After a year of discussions and consultations between three advisory groups selected by Minister for Indigenous Australians Ken Wyatt and Indigenous Australians across the country, the report proposes two models for a National Voice – both without any veto powers.
The first involves a “structural membership link” with Local and Regional Voices. Members of this model would be selected by Local and Regional Voices at a State or Territory level; State, Territory, Torres Strait Islander-level assemblies; or a “hybrid” of the two.
The second model would see members from each State, Territory and the Torres Strait Islands directly elected to the National Voice. There would also be an option for these members to be drawn from State or Territory assemblies to avoid duplicate elections cross-government.
Both models have options for either 16 or 18 members which would guarantee gender balanced representation and include two members from each State, Territory and Torres Strait Islands.
The report also proposes permanent youth and disability advisory groups to consult with the National Voice as appropriate.
“The National Voice would be an advisory body to the Parliament and Australian Government. This would be a two-way interaction,” the interim report said.
The report says the National Voice would only be able to consult with Parliament and the Federal Government. It would neither be able to overturn or veto any policies nor would it be able to prevent any laws coming into force.
The Federal Government would be “obliged” to consult with the Voice on a “very narrow range of matters” including Native Title, race and racial discrimination and would be “expected to engage more generally” on broader issues that significantly affect Aboriginal and Torres Strait Islander peoples.
While the report appears to be a blueprint for possible Voice models, there is no proposal for a constitutionally enshrined Voice to Parliament as championed through the Uluru Statement from the Heart.
The report instead proposes models for a less permanent fixture – a Voice to Government.
There are also no suggestions of Treaty, truth-telling or a Makarrata Commission as endorsed by the Uluru Statement as the matters were deemed “out of scope” in the Senior Advisory Group’s terms of reference.
Minister Wyatt said the interim report’s release marked a “significant milestone” in the search for a solution to an Indigenous Voice.
Now open for consultation, all are being encouraged to submit feedback on the proposals to the Senior Advisory Group and Minister for Indigenous Australians Ken Wyatt.
“I want to ensure the voices of all 800,000 Indigenous Australians can be heard.

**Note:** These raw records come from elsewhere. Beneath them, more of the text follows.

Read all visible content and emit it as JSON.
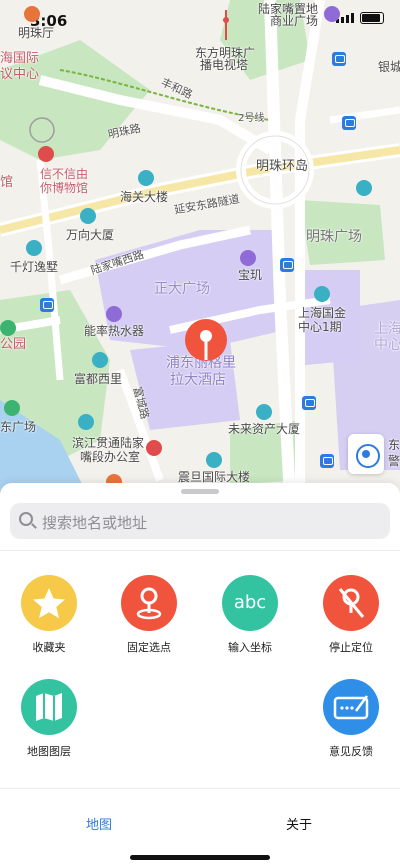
{
  "status": {
    "time": "3:06"
  },
  "map": {
    "labels": {
      "mingzhuting": "明珠厅",
      "lujiazui_mall": "陆家嘴置地",
      "lujiazui_mall2": "商业广场",
      "haiguoji": "海国际",
      "yizhongxin": "议中心",
      "orientalpearl": "东方明珠广",
      "orientalpearl2": "播电视塔",
      "yinyuan": "银城中",
      "fenghelu": "丰和路",
      "line2": "2号线",
      "mingzhulu": "明珠路",
      "xinbuxin": "信不信由",
      "xinbuxin2": "你博物馆",
      "haiguan": "海关大楼",
      "mingzhuhuandao": "明珠环岛",
      "yananroad": "延安东路隧道",
      "wanxiang": "万向大厦",
      "qiandeng": "千灯逸墅",
      "lujiazuixilu": "陆家嘴西路",
      "zhengda": "正大广场",
      "baoji": "宝玑",
      "mingzhuplaza": "明珠广场",
      "nengshuai": "能率热水器",
      "ifc1": "上海国金",
      "ifc2": "中心1期",
      "shanghai_right": "上海",
      "zhongxin_right": "中心",
      "fudu": "富都西里",
      "fuchenglu": "富城路",
      "pudongritz": "浦东丽格里",
      "lada": "拉大酒店",
      "weilaizichan": "未来资产大厦",
      "binjiang1": "滨江贯通陆家",
      "binjiang2": "嘴段办公室",
      "zhendan": "震旦国际大楼",
      "dongyuan": "东",
      "gongyuan": "公园",
      "xiguangchang": "东广场",
      "dongguan": "馆",
      "east": "东",
      "haiyang": "警"
    }
  },
  "search": {
    "placeholder": "搜索地名或地址"
  },
  "actions": [
    {
      "label": "收藏夹",
      "icon": "star-icon",
      "color": "#f7c948"
    },
    {
      "label": "固定选点",
      "icon": "pin-drop-icon",
      "color": "#f0543c"
    },
    {
      "label": "输入坐标",
      "icon": "abc-icon",
      "color": "#34c3a1",
      "glyph": "abc"
    },
    {
      "label": "停止定位",
      "icon": "location-off-icon",
      "color": "#f0543c"
    },
    {
      "label": "地图图层",
      "icon": "map-layers-icon",
      "color": "#34c3a1"
    },
    {
      "label": "意见反馈",
      "icon": "feedback-icon",
      "color": "#2f8fe8"
    }
  ],
  "tabs": {
    "map": "地图",
    "about": "关于"
  }
}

The more people that provide their feedback, the greater chance we have to refine the best possible options and set up structures that enjoy long-term success,” Minister Wyatt said.
Senior Advisory Group Co-Chairs, Professor Dr Marcia Langton AO and Professor Tom Calma AO said there will be a range of opportunities for Indigenous and non-Indigenous Australians alike to participate in the consultation process.

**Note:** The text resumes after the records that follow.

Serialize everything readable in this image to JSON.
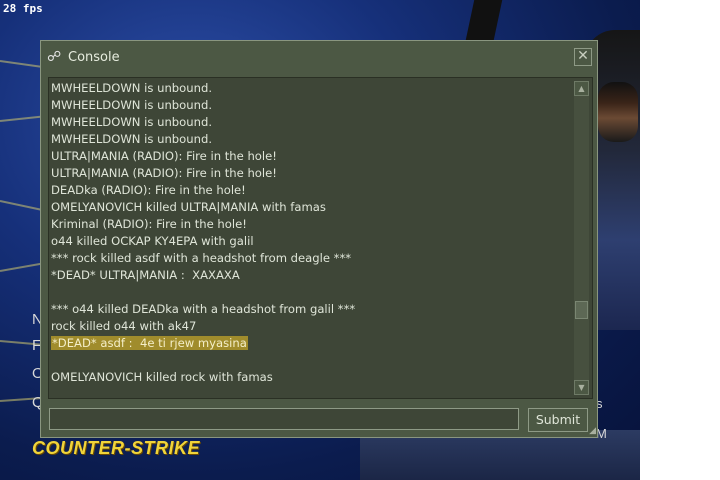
{
  "hud": {
    "fps": "28 fps"
  },
  "background": {
    "menu_peek_left": [
      "N",
      "F",
      "O",
      "Q"
    ],
    "menu_peek_right": [
      "s",
      "M"
    ],
    "logo_text": "COUNTER-STRIKE"
  },
  "console": {
    "title": "Console",
    "close_glyph": "✕",
    "icon_glyph": "☍",
    "lines": [
      "MWHEELDOWN is unbound.",
      "MWHEELDOWN is unbound.",
      "MWHEELDOWN is unbound.",
      "MWHEELDOWN is unbound.",
      "ULTRA|MANIA (RADIO): Fire in the hole!",
      "ULTRA|MANIA (RADIO): Fire in the hole!",
      "DEADka (RADIO): Fire in the hole!",
      "OMELYANOVICH killed ULTRA|MANIA with famas",
      "Kriminal (RADIO): Fire in the hole!",
      "o44 killed OCKAP KY4EPA with galil",
      "*** rock killed asdf with a headshot from deagle ***",
      "*DEAD* ULTRA|MANIA :  XAXAXA",
      "",
      "*** o44 killed DEADka with a headshot from galil ***",
      "rock killed o44 with ak47",
      "*DEAD* asdf :  4e ti rjew myasina",
      "",
      "OMELYANOVICH killed rock with famas"
    ],
    "highlighted_line_index": 15,
    "input": {
      "value": "",
      "placeholder": ""
    },
    "submit_label": "Submit",
    "scroll_up_glyph": "▲",
    "scroll_down_glyph": "▼",
    "resize_glyph": "◢"
  }
}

“There’s lots of ways to engage in the process over the coming months. We’ll deliver consultations flexibly, adapting to COVID-19 restrictions as needed to ensure safe discussions are held across the country,” Professor Calma said.
The interim report to the Federal Government, the discussion paper and further resources are available online. Community consultations will also be held during the next four months.

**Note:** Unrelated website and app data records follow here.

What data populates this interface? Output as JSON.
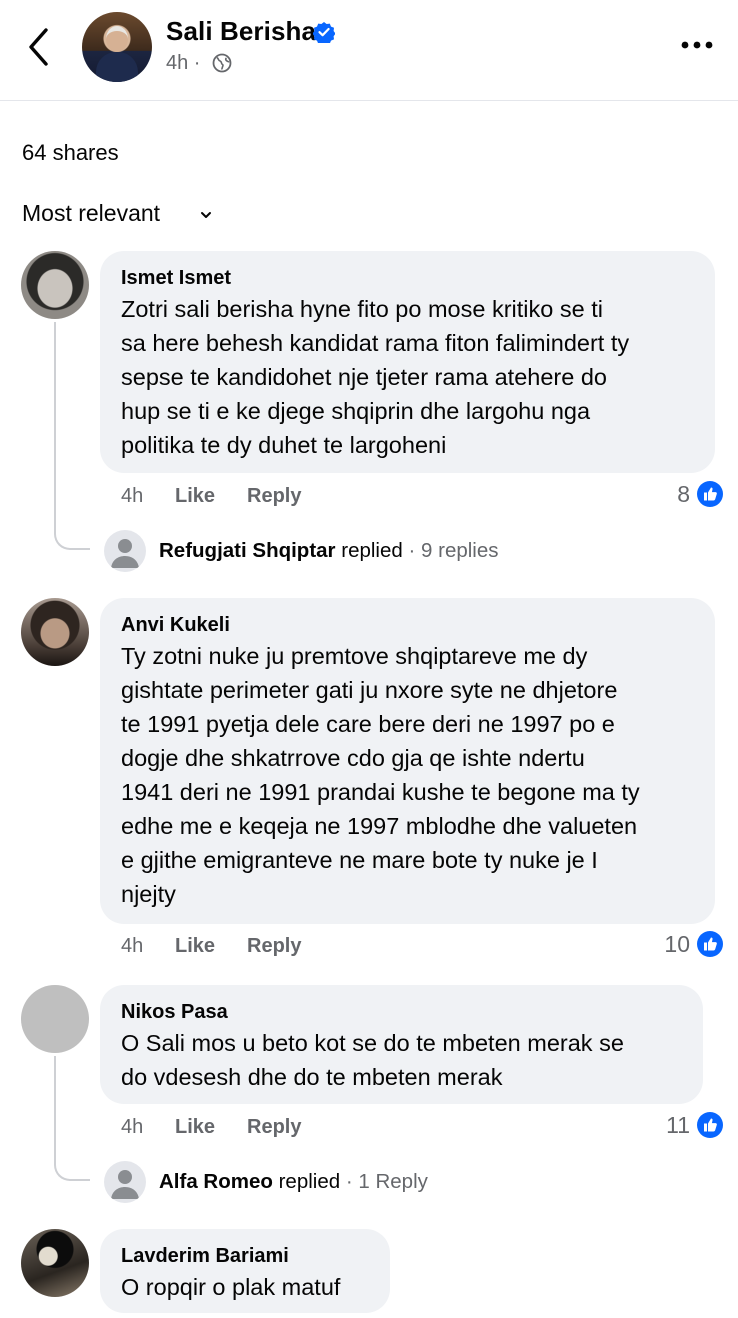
{
  "header": {
    "page_name": "Sali Berisha",
    "time": "4h ·",
    "icons": [
      "back-arrow-icon",
      "verified-badge-icon",
      "globe-icon",
      "more-options-icon"
    ]
  },
  "post": {
    "shares": "64 shares",
    "sort_label": "Most relevant"
  },
  "comments": [
    {
      "author": "Ismet Ismet",
      "text": "Zotri sali berisha hyne fito po mose kritiko se ti\nsa here behesh kandidat rama fiton falimindert ty\nsepse te kandidohet nje tjeter rama atehere do\nhup se ti e ke djege shqiprin dhe largohu nga\npolitika te dy duhet te largoheni",
      "time": "4h",
      "like": "Like",
      "reply": "Reply",
      "reactions": "8",
      "replies": {
        "name": "Refugjati Shqiptar",
        "verb": "replied",
        "count": "· 9 replies"
      }
    },
    {
      "author": "Anvi Kukeli",
      "text": "Ty zotni nuke ju premtove shqiptareve me dy\ngishtate perimeter gati ju nxore syte ne dhjetore\nte 1991 pyetja dele care bere deri ne 1997  po e\ndogje dhe shkatrrove cdo gja qe ishte ndertu\n1941 deri ne 1991 prandai kushe te begone ma ty\nedhe me e keqeja ne 1997 mblodhe dhe valueten\ne gjithe emigranteve ne mare bote ty nuke je I\nnjejty",
      "time": "4h",
      "like": "Like",
      "reply": "Reply",
      "reactions": "10"
    },
    {
      "author": "Nikos Pasa",
      "text": "O Sali mos u beto kot se do te mbeten merak se\ndo vdesesh dhe do te mbeten merak",
      "time": "4h",
      "like": "Like",
      "reply": "Reply",
      "reactions": "11",
      "replies": {
        "name": "Alfa Romeo",
        "verb": "replied",
        "count": "· 1 Reply"
      }
    },
    {
      "author": "Lavderim Bariami",
      "text": "O ropqir o plak matuf"
    }
  ],
  "colors": {
    "accent": "#0866ff",
    "bubble": "#f0f2f5",
    "secondary_text": "#65676b"
  }
}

“These proposals are not finished. Now it’s time for everyone to consider them and provide comment so that we can put a well consulted final proposal to Government,” Professor Dr Langton said.
Minister Wyatt said the Federal Government hasn’t decided their preferred option as yet.
A joint statement from Labor heavyweights, Shadow Minister for Indigenous Australians Linda Burney, Shadow Assistant Minister for Indigenous Australians Warren Snowdon, Senator Malarndirri McCarthy and Senator Pat Dodson reinforced the Party’s continued commitment to the Uluru Statement.
“Many will be disappointed with the Government’s refusal to consider a constitutionally enshrined Voice to the Parliament,” the statement read.
The Labor leaders said while First Nations leaders across Australia “clearly expressed” their desire for a Voice to be enshrined in the Constitution over three years ago through the Uluru Statement, the Federal Government “banned its own advisory group from even considering this”.
Condemning the report, the Labor statement also said it was “difficult to see any progress being made before the next election.”
“A Voice must be able to provide full and frank advice. It must be secure and it should not be subject to the whims of the government of the day,” the statement said.
“This report fails in that context.”
Consultation events will take place from February to May, with written submissions closing on March 31. The final report is expected between June and August, 2021.
By Hannah Cross